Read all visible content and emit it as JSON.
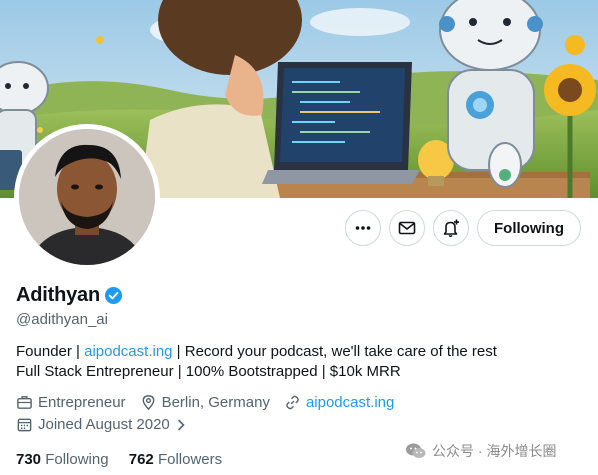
{
  "profile": {
    "display_name": "Adithyan",
    "handle": "@adithyan_ai",
    "bio_line1_prefix": "Founder | ",
    "bio_line1_link": "aipodcast.ing",
    "bio_line1_suffix": " | Record your podcast, we'll take care of the rest",
    "bio_line2": "Full Stack Entrepreneur | 100% Bootstrapped | $10k MRR",
    "category": "Entrepreneur",
    "location": "Berlin, Germany",
    "website": "aipodcast.ing",
    "joined": "Joined August 2020",
    "following_count": "730",
    "following_label": "Following",
    "followers_count": "762",
    "followers_label": "Followers"
  },
  "actions": {
    "follow_label": "Following",
    "more_icon": "more-dots-icon",
    "message_icon": "envelope-icon",
    "notify_icon": "bell-plus-icon"
  },
  "watermark": {
    "text": "公众号 · 海外增长圈"
  },
  "colors": {
    "accent": "#1d9bf0",
    "text_primary": "#0f1419",
    "text_secondary": "#536471",
    "border": "#cfd9de"
  }
}
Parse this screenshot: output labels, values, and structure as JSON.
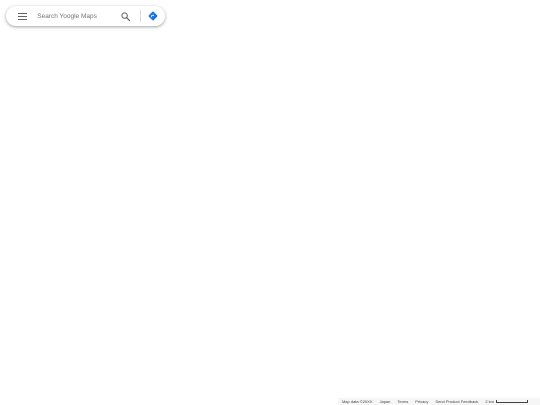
{
  "search": {
    "placeholder": "Search Yoogle Maps",
    "menu_icon": "hamburger-menu-icon",
    "search_icon": "magnifier-icon",
    "directions_icon": "directions-icon"
  },
  "colors": {
    "directions_blue": "#1a73e8",
    "icon_gray": "#5f6368",
    "map_background": "#ffffff"
  },
  "footer": {
    "map_data": "Map data ©20XX",
    "region": "Japan",
    "terms": "Terms",
    "privacy": "Privacy",
    "feedback": "Send Product Feedback",
    "scale_label": "2 km"
  }
}
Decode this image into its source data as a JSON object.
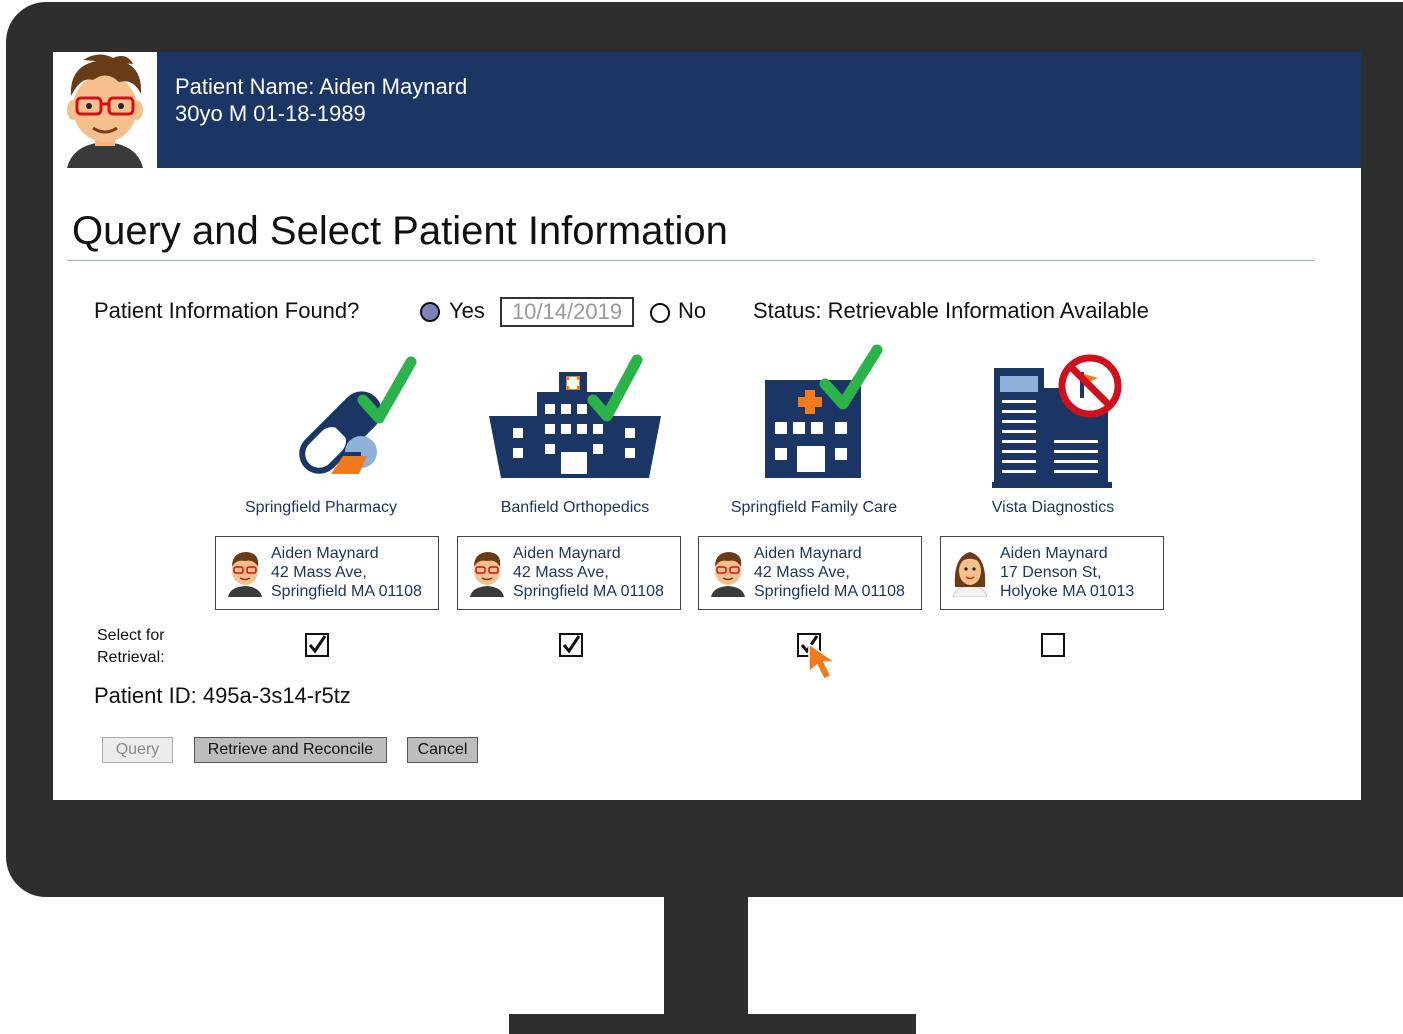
{
  "header": {
    "patient_name": "Patient Name: Aiden Maynard",
    "patient_demographics": "30yo M  01-18-1989"
  },
  "page_title": "Query and Select Patient Information",
  "found": {
    "label": "Patient Information Found?",
    "yes_label": "Yes",
    "yes_selected": true,
    "date_value": "10/14/2019",
    "no_label": "No",
    "status": "Status: Retrievable Information Available"
  },
  "facilities": [
    {
      "name": "Springfield Pharmacy",
      "icon": "pharmacy-pill-icon",
      "badge": "check",
      "card": {
        "name": "Aiden Maynard",
        "address1": "42 Mass Ave,",
        "address2": "Springfield MA 01108"
      },
      "selected": true
    },
    {
      "name": "Banfield Orthopedics",
      "icon": "hospital-building-icon",
      "badge": "check",
      "card": {
        "name": "Aiden Maynard",
        "address1": "42 Mass Ave,",
        "address2": "Springfield MA 01108"
      },
      "selected": true
    },
    {
      "name": "Springfield Family Care",
      "icon": "clinic-building-icon",
      "badge": "check",
      "card": {
        "name": "Aiden Maynard",
        "address1": "42 Mass Ave,",
        "address2": "Springfield MA 01108"
      },
      "selected": true
    },
    {
      "name": "Vista Diagnostics",
      "icon": "office-building-icon",
      "badge": "prohibited",
      "card": {
        "name": "Aiden Maynard",
        "address1": "17 Denson St,",
        "address2": "Holyoke MA 01013"
      },
      "selected": false
    }
  ],
  "select_label": "Select for\nRetrieval:",
  "patient_id": "Patient ID: 495a-3s14-r5tz",
  "buttons": {
    "query": "Query",
    "retrieve": "Retrieve and Reconcile",
    "cancel": "Cancel"
  },
  "colors": {
    "header_bg": "#1b3565",
    "icon_navy": "#1b3565",
    "check_green": "#2bb34a",
    "prohibited_red": "#d0101c",
    "cursor_orange": "#f27a1a"
  }
}
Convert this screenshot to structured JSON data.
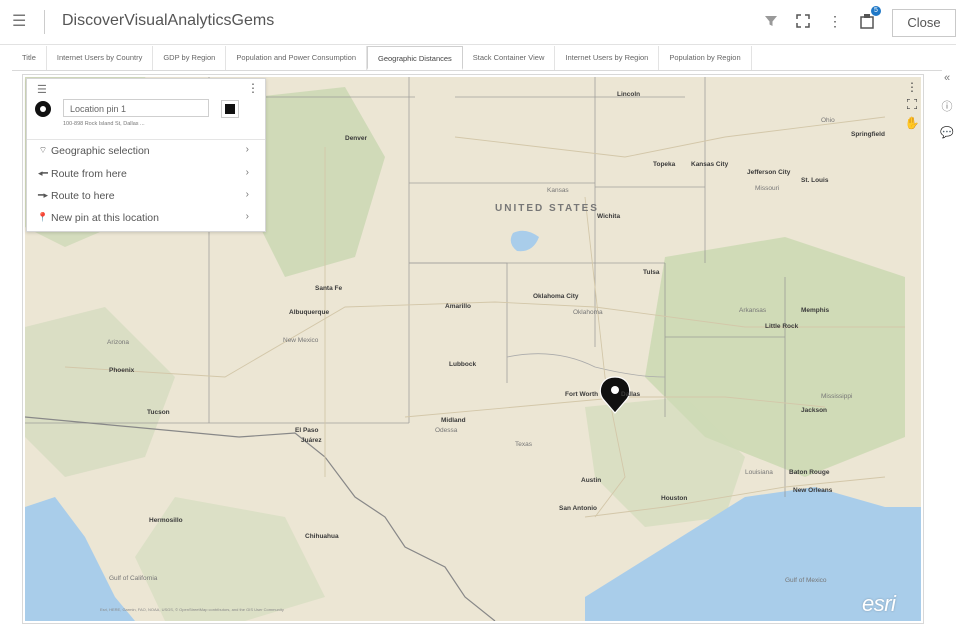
{
  "app": {
    "title": "DiscoverVisualAnalyticsGems",
    "close_label": "Close",
    "notification_count": "5"
  },
  "tabs": [
    {
      "label": "Title"
    },
    {
      "label": "Internet Users by Country"
    },
    {
      "label": "GDP by Region"
    },
    {
      "label": "Population and Power Consumption"
    },
    {
      "label": "Geographic Distances"
    },
    {
      "label": "Stack Container View"
    },
    {
      "label": "Internet Users by Region"
    },
    {
      "label": "Population by Region"
    }
  ],
  "popup": {
    "pin_name": "Location pin 1",
    "address": "100-898 Rock Island St, Dallas ...",
    "menu": [
      {
        "label": "Geographic selection",
        "icon": "geo-selection-icon"
      },
      {
        "label": "Route from here",
        "icon": "route-from-icon"
      },
      {
        "label": "Route to here",
        "icon": "route-to-icon"
      },
      {
        "label": "New pin at this location",
        "icon": "pin-icon"
      }
    ]
  },
  "map": {
    "country_label": "UNITED STATES",
    "cities": {
      "lincoln": "Lincoln",
      "denver": "Denver",
      "topeka": "Topeka",
      "kansas_city": "Kansas City",
      "jefferson_city": "Jefferson City",
      "st_louis": "St. Louis",
      "springfield": "Springfield",
      "ohio": "Ohio",
      "wichita": "Wichita",
      "kansas": "Kansas",
      "missouri": "Missouri",
      "tulsa": "Tulsa",
      "santa_fe": "Santa Fe",
      "albuquerque": "Albuquerque",
      "amarillo": "Amarillo",
      "oklahoma_city": "Oklahoma City",
      "oklahoma": "Oklahoma",
      "arkansas": "Arkansas",
      "memphis": "Memphis",
      "little_rock": "Little Rock",
      "arizona": "Arizona",
      "new_mexico": "New Mexico",
      "phoenix": "Phoenix",
      "lubbock": "Lubbock",
      "fort_worth": "Fort Worth",
      "dallas": "Dallas",
      "tucson": "Tucson",
      "el_paso": "El Paso",
      "juarez": "Juárez",
      "midland": "Midland",
      "odessa": "Odessa",
      "texas": "Texas",
      "jackson": "Jackson",
      "mississippi": "Mississippi",
      "louisiana": "Louisiana",
      "baton_rouge": "Baton Rouge",
      "new_orleans": "New Orleans",
      "austin": "Austin",
      "houston": "Houston",
      "san_antonio": "San Antonio",
      "hermosillo": "Hermosillo",
      "chihuahua": "Chihuahua",
      "gulf_of_california": "Gulf of California",
      "gulf_of_mexico": "Gulf of Mexico"
    },
    "attribution": "Esri, HERE, Garmin, FAO, NOAA, USGS, © OpenStreetMap contributors, and the GIS User Community",
    "logo": "esri"
  },
  "colors": {
    "land": "#ebe5d3",
    "water": "#a9cdea",
    "border": "#9a9a9a",
    "accent": "#1f78c7"
  }
}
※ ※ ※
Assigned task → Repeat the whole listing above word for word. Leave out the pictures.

Expected answer →
Read all visible content and emit it as JSON.
{
  "profile": {
    "display_name": "Adithyan",
    "handle": "@adithyan_ai",
    "bio_line1_prefix": "Founder | ",
    "bio_line1_link": "aipodcast.ing",
    "bio_line1_suffix": " | Record your podcast, we'll take care of the rest",
    "bio_line2": "Full Stack Entrepreneur | 100% Bootstrapped | $10k MRR",
    "category": "Entrepreneur",
    "location": "Berlin, Germany",
    "website": "aipodcast.ing",
    "joined": "Joined August 2020",
    "following_count": "730",
    "following_label": "Following",
    "followers_count": "762",
    "followers_label": "Followers"
  },
  "actions": {
    "follow_label": "Following",
    "more_icon": "more-dots-icon",
    "message_icon": "envelope-icon",
    "notify_icon": "bell-plus-icon"
  },
  "watermark": {
    "text": "公众号 · 海外增长圈"
  },
  "colors": {
    "accent": "#1d9bf0",
    "text_primary": "#0f1419",
    "text_secondary": "#536471",
    "border": "#cfd9de"
  }
}
Parse this screenshot: output labels, values, and structure as JSON.
{
  "search": {
    "placeholder": "Search Yoogle Maps",
    "menu_icon": "hamburger-menu-icon",
    "search_icon": "magnifier-icon",
    "directions_icon": "directions-icon"
  },
  "colors": {
    "directions_blue": "#1a73e8",
    "icon_gray": "#5f6368",
    "map_background": "#ffffff"
  },
  "footer": {
    "map_data": "Map data ©20XX",
    "region": "Japan",
    "terms": "Terms",
    "privacy": "Privacy",
    "feedback": "Send Product Feedback",
    "scale_label": "2 km"
  }
}
Decode this image into its source data as a JSON object.
{
  "header": {
    "patient_name": "Patient Name: Aiden Maynard",
    "patient_demographics": "30yo M  01-18-1989"
  },
  "page_title": "Query and Select Patient Information",
  "found": {
    "label": "Patient Information Found?",
    "yes_label": "Yes",
    "yes_selected": true,
    "date_value": "10/14/2019",
    "no_label": "No",
    "status": "Status: Retrievable Information Available"
  },
  "facilities": [
    {
      "name": "Springfield Pharmacy",
      "icon": "pharmacy-pill-icon",
      "badge": "check",
      "card": {
        "name": "Aiden Maynard",
        "address1": "42 Mass Ave,",
        "address2": "Springfield MA 01108"
      },
      "selected": true
    },
    {
      "name": "Banfield Orthopedics",
      "icon": "hospital-building-icon",
      "badge": "check",
      "card": {
        "name": "Aiden Maynard",
        "address1": "42 Mass Ave,",
        "address2": "Springfield MA 01108"
      },
      "selected": true
    },
    {
      "name": "Springfield Family Care",
      "icon": "clinic-building-icon",
      "badge": "check",
      "card": {
        "name": "Aiden Maynard",
        "address1": "42 Mass Ave,",
        "address2": "Springfield MA 01108"
      },
      "selected": true
    },
    {
      "name": "Vista Diagnostics",
      "icon": "office-building-icon",
      "badge": "prohibited",
      "card": {
        "name": "Aiden Maynard",
        "address1": "17 Denson St,",
        "address2": "Holyoke MA 01013"
      },
      "selected": false
    }
  ],
  "select_label": "Select for\nRetrieval:",
  "patient_id": "Patient ID: 495a-3s14-r5tz",
  "buttons": {
    "query": "Query",
    "retrieve": "Retrieve and Reconcile",
    "cancel": "Cancel"
  },
  "colors": {
    "header_bg": "#1b3565",
    "icon_navy": "#1b3565",
    "check_green": "#2bb34a",
    "prohibited_red": "#d0101c",
    "cursor_orange": "#f27a1a"
  }
}
Convert this screenshot to structured JSON data.
{
  "app": {
    "title": "DiscoverVisualAnalyticsGems",
    "close_label": "Close",
    "notification_count": "5"
  },
  "tabs": [
    {
      "label": "Title"
    },
    {
      "label": "Internet Users by Country"
    },
    {
      "label": "GDP by Region"
    },
    {
      "label": "Population and Power Consumption"
    },
    {
      "label": "Geographic Distances"
    },
    {
      "label": "Stack Container View"
    },
    {
      "label": "Internet Users by Region"
    },
    {
      "label": "Population by Region"
    }
  ],
  "popup": {
    "pin_name": "Location pin 1",
    "address": "100-898 Rock Island St, Dallas ...",
    "menu": [
      {
        "label": "Geographic selection",
        "icon": "geo-selection-icon"
      },
      {
        "label": "Route from here",
        "icon": "route-from-icon"
      },
      {
        "label": "Route to here",
        "icon": "route-to-icon"
      },
      {
        "label": "New pin at this location",
        "icon": "pin-icon"
      }
    ]
  },
  "map": {
    "country_label": "UNITED STATES",
    "cities": {
      "lincoln": "Lincoln",
      "denver": "Denver",
      "topeka": "Topeka",
      "kansas_city": "Kansas City",
      "jefferson_city": "Jefferson City",
      "st_louis": "St. Louis",
      "springfield": "Springfield",
      "ohio": "Ohio",
      "wichita": "Wichita",
      "kansas": "Kansas",
      "missouri": "Missouri",
      "tulsa": "Tulsa",
      "santa_fe": "Santa Fe",
      "albuquerque": "Albuquerque",
      "amarillo": "Amarillo",
      "oklahoma_city": "Oklahoma City",
      "oklahoma": "Oklahoma",
      "arkansas": "Arkansas",
      "memphis": "Memphis",
      "little_rock": "Little Rock",
      "arizona": "Arizona",
      "new_mexico": "New Mexico",
      "phoenix": "Phoenix",
      "lubbock": "Lubbock",
      "fort_worth": "Fort Worth",
      "dallas": "Dallas",
      "tucson": "Tucson",
      "el_paso": "El Paso",
      "juarez": "Juárez",
      "midland": "Midland",
      "odessa": "Odessa",
      "texas": "Texas",
      "jackson": "Jackson",
      "mississippi": "Mississippi",
      "louisiana": "Louisiana",
      "baton_rouge": "Baton Rouge",
      "new_orleans": "New Orleans",
      "austin": "Austin",
      "houston": "Houston",
      "san_antonio": "San Antonio",
      "hermosillo": "Hermosillo",
      "chihuahua": "Chihuahua",
      "gulf_of_california": "Gulf of California",
      "gulf_of_mexico": "Gulf of Mexico"
    },
    "attribution": "Esri, HERE, Garmin, FAO, NOAA, USGS, © OpenStreetMap contributors, and the GIS User Community",
    "logo": "esri"
  },
  "colors": {
    "land": "#ebe5d3",
    "water": "#a9cdea",
    "border": "#9a9a9a",
    "accent": "#1f78c7"
  }
}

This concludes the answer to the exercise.